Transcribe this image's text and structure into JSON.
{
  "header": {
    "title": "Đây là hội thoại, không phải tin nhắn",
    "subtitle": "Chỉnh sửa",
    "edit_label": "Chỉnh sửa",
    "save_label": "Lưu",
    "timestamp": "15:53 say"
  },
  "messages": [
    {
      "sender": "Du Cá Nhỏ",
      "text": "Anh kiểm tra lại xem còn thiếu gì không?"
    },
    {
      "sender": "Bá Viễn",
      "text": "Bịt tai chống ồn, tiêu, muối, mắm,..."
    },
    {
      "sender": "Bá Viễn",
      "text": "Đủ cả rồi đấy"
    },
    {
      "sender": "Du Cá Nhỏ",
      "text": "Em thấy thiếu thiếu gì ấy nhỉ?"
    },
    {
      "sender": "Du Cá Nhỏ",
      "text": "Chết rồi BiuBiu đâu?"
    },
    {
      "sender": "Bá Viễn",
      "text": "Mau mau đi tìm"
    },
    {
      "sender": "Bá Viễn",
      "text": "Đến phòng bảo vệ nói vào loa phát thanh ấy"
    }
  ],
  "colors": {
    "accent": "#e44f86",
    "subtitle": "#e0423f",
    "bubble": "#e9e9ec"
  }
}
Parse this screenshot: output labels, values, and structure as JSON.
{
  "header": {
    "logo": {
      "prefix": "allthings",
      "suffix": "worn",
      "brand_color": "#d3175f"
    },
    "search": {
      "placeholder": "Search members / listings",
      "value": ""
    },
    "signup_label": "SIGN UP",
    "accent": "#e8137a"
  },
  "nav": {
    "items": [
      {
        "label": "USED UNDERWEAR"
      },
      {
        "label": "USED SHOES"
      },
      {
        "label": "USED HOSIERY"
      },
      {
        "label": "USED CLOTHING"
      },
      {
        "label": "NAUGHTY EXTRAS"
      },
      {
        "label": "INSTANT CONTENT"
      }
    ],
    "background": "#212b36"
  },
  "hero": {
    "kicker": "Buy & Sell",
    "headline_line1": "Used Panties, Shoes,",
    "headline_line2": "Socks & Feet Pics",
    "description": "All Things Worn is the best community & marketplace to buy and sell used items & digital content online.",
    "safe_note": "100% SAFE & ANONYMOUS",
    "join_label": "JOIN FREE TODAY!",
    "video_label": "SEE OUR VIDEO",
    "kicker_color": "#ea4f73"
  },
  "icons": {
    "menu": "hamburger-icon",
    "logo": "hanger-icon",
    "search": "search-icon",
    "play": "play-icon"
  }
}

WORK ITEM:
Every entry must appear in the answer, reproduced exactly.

EXERCISE SOLUTION:
Transcribe this image's text and structure into JSON.
{
  "header": {
    "title": "Đây là hội thoại, không phải tin nhắn",
    "subtitle": "Chỉnh sửa",
    "edit_label": "Chỉnh sửa",
    "save_label": "Lưu",
    "timestamp": "15:53 say"
  },
  "messages": [
    {
      "sender": "Du Cá Nhỏ",
      "text": "Anh kiểm tra lại xem còn thiếu gì không?"
    },
    {
      "sender": "Bá Viễn",
      "text": "Bịt tai chống ồn, tiêu, muối, mắm,..."
    },
    {
      "sender": "Bá Viễn",
      "text": "Đủ cả rồi đấy"
    },
    {
      "sender": "Du Cá Nhỏ",
      "text": "Em thấy thiếu thiếu gì ấy nhỉ?"
    },
    {
      "sender": "Du Cá Nhỏ",
      "text": "Chết rồi BiuBiu đâu?"
    },
    {
      "sender": "Bá Viễn",
      "text": "Mau mau đi tìm"
    },
    {
      "sender": "Bá Viễn",
      "text": "Đến phòng bảo vệ nói vào loa phát thanh ấy"
    }
  ],
  "colors": {
    "accent": "#e44f86",
    "subtitle": "#e0423f",
    "bubble": "#e9e9ec"
  }
}
Parse this screenshot: output labels, values, and structure as JSON.
{
  "header": {
    "logo": {
      "prefix": "allthings",
      "suffix": "worn",
      "brand_color": "#d3175f"
    },
    "search": {
      "placeholder": "Search members / listings",
      "value": ""
    },
    "signup_label": "SIGN UP",
    "accent": "#e8137a"
  },
  "nav": {
    "items": [
      {
        "label": "USED UNDERWEAR"
      },
      {
        "label": "USED SHOES"
      },
      {
        "label": "USED HOSIERY"
      },
      {
        "label": "USED CLOTHING"
      },
      {
        "label": "NAUGHTY EXTRAS"
      },
      {
        "label": "INSTANT CONTENT"
      }
    ],
    "background": "#212b36"
  },
  "hero": {
    "kicker": "Buy & Sell",
    "headline_line1": "Used Panties, Shoes,",
    "headline_line2": "Socks & Feet Pics",
    "description": "All Things Worn is the best community & marketplace to buy and sell used items & digital content online.",
    "safe_note": "100% SAFE & ANONYMOUS",
    "join_label": "JOIN FREE TODAY!",
    "video_label": "SEE OUR VIDEO",
    "kicker_color": "#ea4f73"
  },
  "icons": {
    "menu": "hamburger-icon",
    "logo": "hanger-icon",
    "search": "search-icon",
    "play": "play-icon"
  }
}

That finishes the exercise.